The 2016 offseason brought even more possibilities. Thanks to low cap holds for Crabbe, Leonard and Harkless, the Blazers were flush with cap space.

And they spent a big chunk of it on… Evan Turner.

Turner is an alright player, but I don’t think he’s worth $17.5 million per year in a vacuum – and Portland presents a tough fit.

His strengths – passing for his position, mid-range shot creation – matter less on team where the ball is frequently in Lillard’s or McCollum’s hands. Portland shouldn’t take the ball from Lillard and McCollum to give Turner more touches, either.

When off the ball, Turner’s poor outside shooting is a liability to efficient scoring and floor spacing.
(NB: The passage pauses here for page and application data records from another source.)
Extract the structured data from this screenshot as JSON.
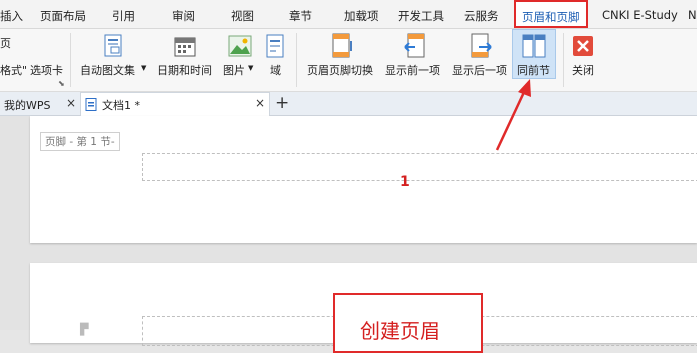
{
  "menu": {
    "tabs": [
      "插入",
      "页面布局",
      "引用",
      "审阅",
      "视图",
      "章节",
      "加载项",
      "开发工具",
      "云服务",
      "页眉和页脚",
      "CNKI E-Study",
      "N"
    ]
  },
  "ribbon": {
    "left_top": "页",
    "left_format": "格式\"",
    "tab_card": "选项卡",
    "auto_figure": "自动图文集",
    "date_time": "日期和时间",
    "picture": "图片",
    "field": "域",
    "switch": "页眉页脚切换",
    "prev": "显示前一项",
    "next": "显示后一项",
    "same_as_prev": "同前节",
    "close": "关闭"
  },
  "tabbar": {
    "my_wps": "我的WPS",
    "doc_name": "文档1 *",
    "close": "×",
    "add": "+"
  },
  "document": {
    "footer_label": "页脚 - 第 1 节-",
    "page_number": "1",
    "caption": "创建页眉"
  },
  "colors": {
    "accent": "#1e5fb4",
    "highlight_red": "#e02a2a",
    "selected_button_bg": "#cfe3f7"
  }
}
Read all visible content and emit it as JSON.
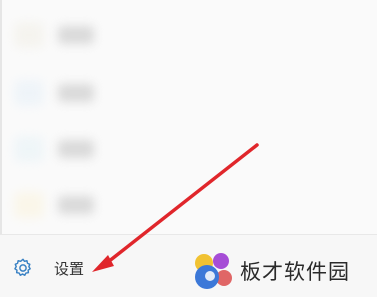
{
  "menu": {
    "items": [
      {
        "icon": "app-icon",
        "tint": "#f1efe6",
        "label_blur": "#cfcfcf"
      },
      {
        "icon": "app-icon",
        "tint": "#e6f0f8",
        "label_blur": "#cfcfcf"
      },
      {
        "icon": "app-icon",
        "tint": "#e6f2f7",
        "label_blur": "#cfcfcf"
      },
      {
        "icon": "app-icon",
        "tint": "#faf3dc",
        "label_blur": "#cfcfcf"
      }
    ]
  },
  "footer": {
    "settings_label": "设置",
    "settings_icon": "gear-icon",
    "accent": "#3a82c4"
  },
  "watermark": {
    "text": "板才软件园",
    "colors": [
      "#f1c232",
      "#3c78d8",
      "#a64dd6",
      "#e06666"
    ]
  },
  "annotation": {
    "arrow_color": "#e0262b"
  }
}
He made 24% of his 3-pointers last season and 30% for his career. Trail Blazers coach Terry Stotts believes Turner will shoot better in Portland, but that optimism is usually wishful thinking. For his part, Turner sounds more focused on the mid-range, where he’s not efficient enough to take shots from the typical looks generated by Stotts’ space-strong scheme.

Portland could use defensive help, and Turner is fine at that end. But he’s not the stopper his 6-foot-7 frame would suggest. He’s just not quick or bouncy enough to stay with many opponents.

It just doesn’t add up – unless Olshey knows what he’s doing, which he might. After impressing so much in his other dealings, Olshey has put the spotlight on Turner this season – with the rest of us watching to see just how Turner will add $70 million of value to the Trail Blazers.

Giannis Antetokounmpo tells terrible joke at Bucks media day (video)

LOS ANGELES, CA - DECEMBER 16:  Giannis Antetokounmpo #34 of the Milwaukee Bucks reacts to his foul during a 103-90 Los Angeles Clippers win at Staples Center on December 16, 2015 in Los Angeles, California.  NOTE TO USER: User expressly acknowledges and agrees that, by downloading and or using this Photograph, user is consenting to the terms and condition of the Getty Images License Agreement.  (Photo by Harry How/Getty Images)
Harry How/Getty Images
Leave a comment

Thankfully, Giannis Antetokounmpo has a lucrative career and doesn’t need  to make ends meet through stand-up comedy: